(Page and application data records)
################

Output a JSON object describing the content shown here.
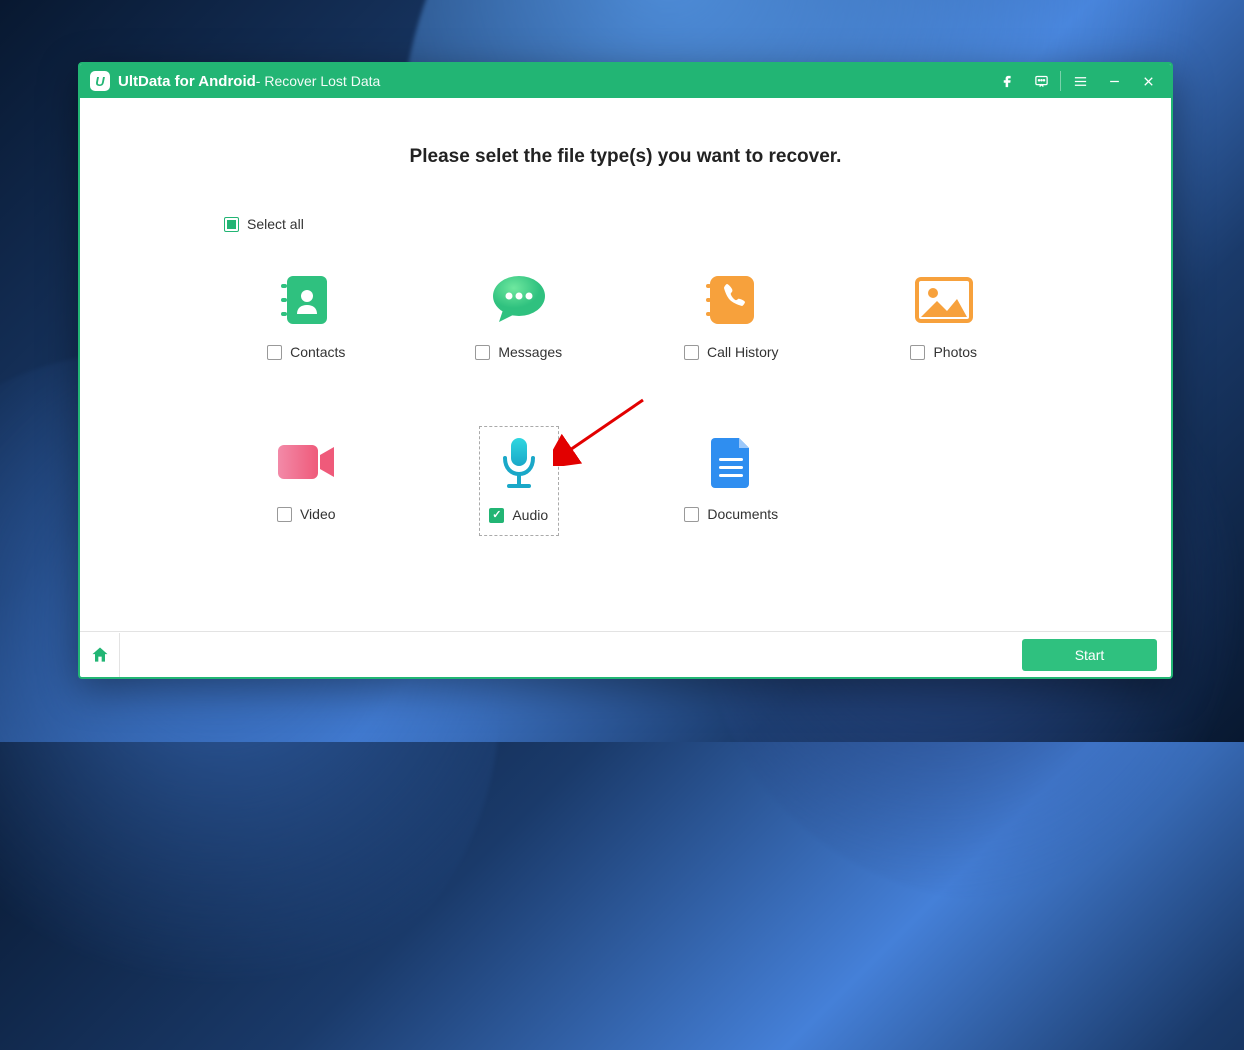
{
  "titlebar": {
    "app_name": "UltData for Android",
    "subtitle": " - Recover Lost Data"
  },
  "heading": "Please selet the file type(s) you want to recover.",
  "select_all_label": "Select all",
  "items": {
    "contacts": "Contacts",
    "messages": "Messages",
    "call_history": "Call History",
    "photos": "Photos",
    "video": "Video",
    "audio": "Audio",
    "documents": "Documents"
  },
  "footer": {
    "start_label": "Start"
  }
}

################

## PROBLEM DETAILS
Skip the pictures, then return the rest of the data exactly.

## ANSWER SECTION
Output a JSON object describing the content shown here.
{
  "titlebar": {
    "app_name": "UltData for Android",
    "subtitle": " - Recover Lost Data"
  },
  "heading": "Please selet the file type(s) you want to recover.",
  "select_all_label": "Select all",
  "items": {
    "contacts": "Contacts",
    "messages": "Messages",
    "call_history": "Call History",
    "photos": "Photos",
    "video": "Video",
    "audio": "Audio",
    "documents": "Documents"
  },
  "footer": {
    "start_label": "Start"
  }
}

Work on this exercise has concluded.